- Size and Nature of the Company: Larger companies have to deal with a lot of litigation. Thus, these companies tend to have more formal processes around e-discovery since demands are more routine than a company that only deals with a handful of lawsuits a year.
- Industry: E-discovery is not all about litigation. Companies like finance or energy, are frequently compelled to turn over ESI as a part of government audits and investigations and will thus need processes for handling such requests.
- Data Infrastructure: A company’s e-discovery process is tied to the nature of the corporate systems and data repositories. Answers to questions like- Are data centralized or widely dispersed? Are there any dedicated internal IT resources to handle e-discovery tasks? will help define the ultimate e-discovery process.
EDRM Limitations –
While EDRM is a widely used and accepted model but it does not come without shortcomings. It is very important to keep in mind these key points:
- The EDRM is a framework and not a process or workflow: EDRM is a great starting point for any company that is looking to define an Internal Process. But its utility is very limited, given all the complexities, resource demands, sub-tasks that comprise each individual stage.
- Technology advancements have rendered EDRM outdated: EDRM reflects an era of e-discovery ‘point tools, ‘ systems that served very limited and specialized purposes. Time has changed. Today there are single software systems available that address all the functions addressed by the EDRM in a more streamlined, consolidated fashion, effectively challenging the sequential nature of the EDRM.
- Some important e-discovery processes are missed out of the EDRM: Another limitation is the exclusion of some key e-discovery processes like the concept of early case assessment (ECA), whereby a preliminary analysis of the ESI is made in the early stages of a matter, is not covered in the EDRM model.
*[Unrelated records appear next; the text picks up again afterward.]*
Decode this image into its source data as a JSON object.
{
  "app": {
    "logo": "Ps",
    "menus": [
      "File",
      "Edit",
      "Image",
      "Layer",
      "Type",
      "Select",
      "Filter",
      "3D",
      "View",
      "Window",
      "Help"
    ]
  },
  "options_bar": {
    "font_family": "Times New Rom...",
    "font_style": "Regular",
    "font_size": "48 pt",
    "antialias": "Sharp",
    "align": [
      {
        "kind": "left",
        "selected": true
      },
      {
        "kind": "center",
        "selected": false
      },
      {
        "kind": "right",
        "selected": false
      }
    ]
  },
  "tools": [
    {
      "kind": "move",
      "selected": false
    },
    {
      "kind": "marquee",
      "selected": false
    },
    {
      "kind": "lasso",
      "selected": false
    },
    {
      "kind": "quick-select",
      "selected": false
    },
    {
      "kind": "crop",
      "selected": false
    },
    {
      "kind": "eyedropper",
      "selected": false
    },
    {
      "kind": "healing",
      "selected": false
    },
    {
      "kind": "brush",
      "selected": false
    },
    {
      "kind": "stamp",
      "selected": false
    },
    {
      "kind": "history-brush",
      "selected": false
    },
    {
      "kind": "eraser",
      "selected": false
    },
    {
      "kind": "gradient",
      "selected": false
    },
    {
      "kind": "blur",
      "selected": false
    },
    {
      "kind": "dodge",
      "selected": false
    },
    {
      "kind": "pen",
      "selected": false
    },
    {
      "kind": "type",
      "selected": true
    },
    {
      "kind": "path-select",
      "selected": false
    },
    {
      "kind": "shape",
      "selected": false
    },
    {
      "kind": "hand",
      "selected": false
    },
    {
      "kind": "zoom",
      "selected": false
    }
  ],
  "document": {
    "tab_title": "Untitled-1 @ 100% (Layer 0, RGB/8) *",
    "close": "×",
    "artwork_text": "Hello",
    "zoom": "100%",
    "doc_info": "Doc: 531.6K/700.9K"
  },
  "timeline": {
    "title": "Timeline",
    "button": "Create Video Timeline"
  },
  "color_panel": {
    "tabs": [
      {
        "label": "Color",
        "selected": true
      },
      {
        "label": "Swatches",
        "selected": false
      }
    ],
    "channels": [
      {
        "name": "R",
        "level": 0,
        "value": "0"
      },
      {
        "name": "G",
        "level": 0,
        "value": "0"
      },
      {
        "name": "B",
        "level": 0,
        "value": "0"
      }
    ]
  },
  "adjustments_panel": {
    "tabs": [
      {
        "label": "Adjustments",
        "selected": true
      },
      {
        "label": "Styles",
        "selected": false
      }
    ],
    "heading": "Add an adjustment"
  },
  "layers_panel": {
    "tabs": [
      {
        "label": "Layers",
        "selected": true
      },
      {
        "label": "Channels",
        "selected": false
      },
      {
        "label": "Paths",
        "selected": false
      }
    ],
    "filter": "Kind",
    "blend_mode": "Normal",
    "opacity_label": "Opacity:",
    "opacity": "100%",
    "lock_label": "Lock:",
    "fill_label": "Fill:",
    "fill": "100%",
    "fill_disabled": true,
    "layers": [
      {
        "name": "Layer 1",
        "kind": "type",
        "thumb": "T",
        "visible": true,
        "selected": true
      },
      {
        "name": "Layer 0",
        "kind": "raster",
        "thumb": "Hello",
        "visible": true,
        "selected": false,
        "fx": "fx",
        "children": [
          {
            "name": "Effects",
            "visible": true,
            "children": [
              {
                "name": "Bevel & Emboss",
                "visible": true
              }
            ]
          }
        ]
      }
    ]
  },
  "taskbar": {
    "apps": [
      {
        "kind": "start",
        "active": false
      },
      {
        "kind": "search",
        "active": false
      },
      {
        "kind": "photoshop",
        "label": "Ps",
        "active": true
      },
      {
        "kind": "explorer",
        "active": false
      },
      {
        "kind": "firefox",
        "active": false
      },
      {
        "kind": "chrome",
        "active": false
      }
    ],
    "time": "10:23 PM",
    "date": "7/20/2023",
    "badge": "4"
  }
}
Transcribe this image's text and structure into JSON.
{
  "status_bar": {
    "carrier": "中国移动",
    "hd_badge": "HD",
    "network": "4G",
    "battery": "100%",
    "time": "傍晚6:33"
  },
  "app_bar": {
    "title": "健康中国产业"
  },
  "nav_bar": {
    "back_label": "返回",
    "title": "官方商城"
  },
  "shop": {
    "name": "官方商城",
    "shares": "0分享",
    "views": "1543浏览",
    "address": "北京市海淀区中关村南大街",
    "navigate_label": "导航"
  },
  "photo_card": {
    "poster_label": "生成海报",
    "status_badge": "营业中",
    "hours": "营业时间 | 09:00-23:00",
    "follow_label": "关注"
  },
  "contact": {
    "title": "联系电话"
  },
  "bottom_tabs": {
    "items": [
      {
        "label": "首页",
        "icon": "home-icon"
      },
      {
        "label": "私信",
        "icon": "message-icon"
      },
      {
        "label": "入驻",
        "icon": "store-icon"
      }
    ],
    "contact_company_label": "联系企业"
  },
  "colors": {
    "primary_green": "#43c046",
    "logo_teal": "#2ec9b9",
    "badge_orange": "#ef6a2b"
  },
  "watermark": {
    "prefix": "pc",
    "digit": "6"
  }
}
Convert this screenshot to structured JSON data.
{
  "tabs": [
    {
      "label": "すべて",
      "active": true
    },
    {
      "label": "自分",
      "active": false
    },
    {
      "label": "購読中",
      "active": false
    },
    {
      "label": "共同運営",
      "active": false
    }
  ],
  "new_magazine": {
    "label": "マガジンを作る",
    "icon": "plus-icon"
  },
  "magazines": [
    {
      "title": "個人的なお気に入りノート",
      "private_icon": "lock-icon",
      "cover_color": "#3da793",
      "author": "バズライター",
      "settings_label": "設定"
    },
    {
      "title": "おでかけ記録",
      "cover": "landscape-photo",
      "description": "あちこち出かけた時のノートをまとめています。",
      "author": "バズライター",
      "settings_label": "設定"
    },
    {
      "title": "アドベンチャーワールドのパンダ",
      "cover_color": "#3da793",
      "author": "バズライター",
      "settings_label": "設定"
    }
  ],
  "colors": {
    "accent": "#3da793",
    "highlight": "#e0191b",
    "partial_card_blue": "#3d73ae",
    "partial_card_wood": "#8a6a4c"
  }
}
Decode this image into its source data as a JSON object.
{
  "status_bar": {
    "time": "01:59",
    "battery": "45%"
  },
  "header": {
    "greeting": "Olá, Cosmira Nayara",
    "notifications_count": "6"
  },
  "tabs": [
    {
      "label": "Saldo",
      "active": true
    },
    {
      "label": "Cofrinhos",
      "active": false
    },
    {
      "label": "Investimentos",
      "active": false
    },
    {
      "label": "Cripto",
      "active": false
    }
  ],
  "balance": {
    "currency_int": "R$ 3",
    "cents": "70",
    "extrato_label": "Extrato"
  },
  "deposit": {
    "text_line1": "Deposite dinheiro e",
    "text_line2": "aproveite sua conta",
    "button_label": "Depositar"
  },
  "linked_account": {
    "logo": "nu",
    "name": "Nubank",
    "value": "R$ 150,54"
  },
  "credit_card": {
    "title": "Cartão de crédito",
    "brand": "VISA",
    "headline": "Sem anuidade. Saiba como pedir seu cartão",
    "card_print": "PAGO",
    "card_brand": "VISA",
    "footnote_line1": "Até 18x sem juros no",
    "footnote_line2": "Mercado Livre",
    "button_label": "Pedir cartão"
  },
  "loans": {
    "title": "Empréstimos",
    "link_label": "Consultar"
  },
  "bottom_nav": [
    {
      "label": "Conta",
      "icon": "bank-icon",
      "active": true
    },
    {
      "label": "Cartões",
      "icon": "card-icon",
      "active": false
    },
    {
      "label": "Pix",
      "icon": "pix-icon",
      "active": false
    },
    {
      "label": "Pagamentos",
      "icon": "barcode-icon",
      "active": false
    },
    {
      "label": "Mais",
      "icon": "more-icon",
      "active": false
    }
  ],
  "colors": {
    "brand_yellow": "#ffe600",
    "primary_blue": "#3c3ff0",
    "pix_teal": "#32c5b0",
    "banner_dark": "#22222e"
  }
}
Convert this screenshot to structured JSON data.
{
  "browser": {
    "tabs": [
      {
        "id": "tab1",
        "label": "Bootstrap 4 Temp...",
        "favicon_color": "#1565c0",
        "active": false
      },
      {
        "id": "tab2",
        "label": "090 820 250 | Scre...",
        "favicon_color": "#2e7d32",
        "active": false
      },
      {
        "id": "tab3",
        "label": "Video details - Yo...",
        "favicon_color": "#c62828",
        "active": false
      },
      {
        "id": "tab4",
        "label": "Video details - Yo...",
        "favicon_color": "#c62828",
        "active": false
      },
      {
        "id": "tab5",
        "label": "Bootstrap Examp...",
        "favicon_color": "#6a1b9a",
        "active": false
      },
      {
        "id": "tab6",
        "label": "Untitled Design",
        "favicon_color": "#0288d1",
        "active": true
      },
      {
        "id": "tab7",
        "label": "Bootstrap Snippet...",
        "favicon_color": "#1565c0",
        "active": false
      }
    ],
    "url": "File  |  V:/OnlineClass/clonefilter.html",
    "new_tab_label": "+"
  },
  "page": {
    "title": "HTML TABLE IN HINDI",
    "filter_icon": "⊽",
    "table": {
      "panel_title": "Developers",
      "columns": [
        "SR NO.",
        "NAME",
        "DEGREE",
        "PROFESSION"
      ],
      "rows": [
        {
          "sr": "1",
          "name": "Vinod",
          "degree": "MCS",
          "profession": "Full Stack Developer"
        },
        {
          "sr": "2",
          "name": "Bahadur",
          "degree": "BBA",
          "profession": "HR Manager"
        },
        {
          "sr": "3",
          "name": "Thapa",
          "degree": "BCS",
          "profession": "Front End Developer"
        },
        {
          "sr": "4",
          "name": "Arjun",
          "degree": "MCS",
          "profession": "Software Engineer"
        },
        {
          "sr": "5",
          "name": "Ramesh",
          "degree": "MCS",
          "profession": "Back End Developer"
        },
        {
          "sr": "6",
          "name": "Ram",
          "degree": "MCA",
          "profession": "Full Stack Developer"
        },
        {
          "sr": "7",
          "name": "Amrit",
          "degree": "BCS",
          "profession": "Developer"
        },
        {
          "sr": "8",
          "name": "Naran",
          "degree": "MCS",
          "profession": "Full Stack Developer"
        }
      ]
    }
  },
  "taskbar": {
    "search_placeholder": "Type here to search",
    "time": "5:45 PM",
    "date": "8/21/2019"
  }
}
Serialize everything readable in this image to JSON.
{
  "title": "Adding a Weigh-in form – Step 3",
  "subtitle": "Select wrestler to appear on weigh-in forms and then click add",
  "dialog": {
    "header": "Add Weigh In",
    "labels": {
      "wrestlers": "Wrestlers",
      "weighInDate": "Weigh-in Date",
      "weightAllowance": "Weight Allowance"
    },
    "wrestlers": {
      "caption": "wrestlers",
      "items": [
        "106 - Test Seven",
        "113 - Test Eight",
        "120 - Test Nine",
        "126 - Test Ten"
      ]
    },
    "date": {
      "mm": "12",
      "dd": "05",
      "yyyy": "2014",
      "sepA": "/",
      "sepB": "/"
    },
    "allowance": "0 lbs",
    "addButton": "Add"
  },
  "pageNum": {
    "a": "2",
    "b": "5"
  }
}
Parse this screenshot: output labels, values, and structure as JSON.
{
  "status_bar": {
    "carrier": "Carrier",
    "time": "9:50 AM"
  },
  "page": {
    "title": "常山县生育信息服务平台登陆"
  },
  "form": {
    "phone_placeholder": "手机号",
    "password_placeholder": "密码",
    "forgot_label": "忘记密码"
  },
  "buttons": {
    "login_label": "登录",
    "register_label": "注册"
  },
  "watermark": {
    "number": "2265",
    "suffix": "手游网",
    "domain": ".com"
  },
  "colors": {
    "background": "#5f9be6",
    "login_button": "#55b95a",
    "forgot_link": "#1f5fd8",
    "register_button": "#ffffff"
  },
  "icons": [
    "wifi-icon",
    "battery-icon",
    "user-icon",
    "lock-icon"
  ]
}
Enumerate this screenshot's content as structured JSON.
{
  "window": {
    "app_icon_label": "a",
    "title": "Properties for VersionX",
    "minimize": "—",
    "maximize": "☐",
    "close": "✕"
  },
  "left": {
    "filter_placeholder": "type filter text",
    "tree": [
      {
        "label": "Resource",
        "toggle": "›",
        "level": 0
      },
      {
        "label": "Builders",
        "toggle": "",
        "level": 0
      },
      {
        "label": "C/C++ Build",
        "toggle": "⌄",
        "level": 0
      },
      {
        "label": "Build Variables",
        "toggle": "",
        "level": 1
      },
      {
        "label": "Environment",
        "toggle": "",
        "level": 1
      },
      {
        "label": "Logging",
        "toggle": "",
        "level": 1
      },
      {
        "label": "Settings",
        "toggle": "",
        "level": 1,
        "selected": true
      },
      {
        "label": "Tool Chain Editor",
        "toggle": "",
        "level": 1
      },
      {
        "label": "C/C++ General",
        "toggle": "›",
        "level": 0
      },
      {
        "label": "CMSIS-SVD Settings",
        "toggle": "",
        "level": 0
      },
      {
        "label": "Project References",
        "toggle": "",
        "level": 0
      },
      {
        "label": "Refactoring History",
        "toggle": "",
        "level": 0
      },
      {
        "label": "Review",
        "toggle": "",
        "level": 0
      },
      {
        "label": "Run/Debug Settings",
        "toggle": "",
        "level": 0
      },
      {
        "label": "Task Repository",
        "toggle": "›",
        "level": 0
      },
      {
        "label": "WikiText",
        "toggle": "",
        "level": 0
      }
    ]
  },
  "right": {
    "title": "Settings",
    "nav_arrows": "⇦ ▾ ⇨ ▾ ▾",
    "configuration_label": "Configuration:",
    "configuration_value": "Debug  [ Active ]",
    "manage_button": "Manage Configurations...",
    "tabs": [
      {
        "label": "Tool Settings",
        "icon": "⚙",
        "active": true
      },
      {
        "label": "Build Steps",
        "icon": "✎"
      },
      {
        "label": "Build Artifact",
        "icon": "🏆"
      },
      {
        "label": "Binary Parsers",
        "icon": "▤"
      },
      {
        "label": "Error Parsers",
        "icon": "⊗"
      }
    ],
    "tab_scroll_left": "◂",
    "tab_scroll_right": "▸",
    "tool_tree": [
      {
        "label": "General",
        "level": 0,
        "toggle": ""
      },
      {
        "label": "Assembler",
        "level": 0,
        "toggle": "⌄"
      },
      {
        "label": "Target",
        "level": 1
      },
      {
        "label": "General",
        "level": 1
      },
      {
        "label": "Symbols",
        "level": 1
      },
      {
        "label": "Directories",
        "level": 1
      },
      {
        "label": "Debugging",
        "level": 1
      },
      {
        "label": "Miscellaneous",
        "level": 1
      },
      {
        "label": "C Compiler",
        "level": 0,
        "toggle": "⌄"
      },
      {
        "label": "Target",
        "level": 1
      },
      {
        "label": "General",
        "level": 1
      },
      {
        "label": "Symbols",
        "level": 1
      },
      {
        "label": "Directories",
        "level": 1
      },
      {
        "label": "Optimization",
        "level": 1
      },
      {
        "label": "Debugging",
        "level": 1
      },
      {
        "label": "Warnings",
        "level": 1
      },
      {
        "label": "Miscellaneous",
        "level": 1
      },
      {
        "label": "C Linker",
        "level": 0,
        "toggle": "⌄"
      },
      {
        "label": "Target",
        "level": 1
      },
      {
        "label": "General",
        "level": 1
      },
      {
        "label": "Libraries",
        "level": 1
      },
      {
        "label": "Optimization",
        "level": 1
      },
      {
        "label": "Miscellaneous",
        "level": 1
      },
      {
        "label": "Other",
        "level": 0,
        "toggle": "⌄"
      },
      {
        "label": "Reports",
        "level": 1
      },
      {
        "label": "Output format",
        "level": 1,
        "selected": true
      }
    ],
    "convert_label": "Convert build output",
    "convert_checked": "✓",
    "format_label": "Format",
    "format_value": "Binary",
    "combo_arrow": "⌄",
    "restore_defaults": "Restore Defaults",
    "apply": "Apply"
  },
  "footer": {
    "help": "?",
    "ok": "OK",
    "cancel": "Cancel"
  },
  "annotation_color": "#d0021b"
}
Similarly, Legal holds, which is clearly a component of the preservation stage is absent from the model.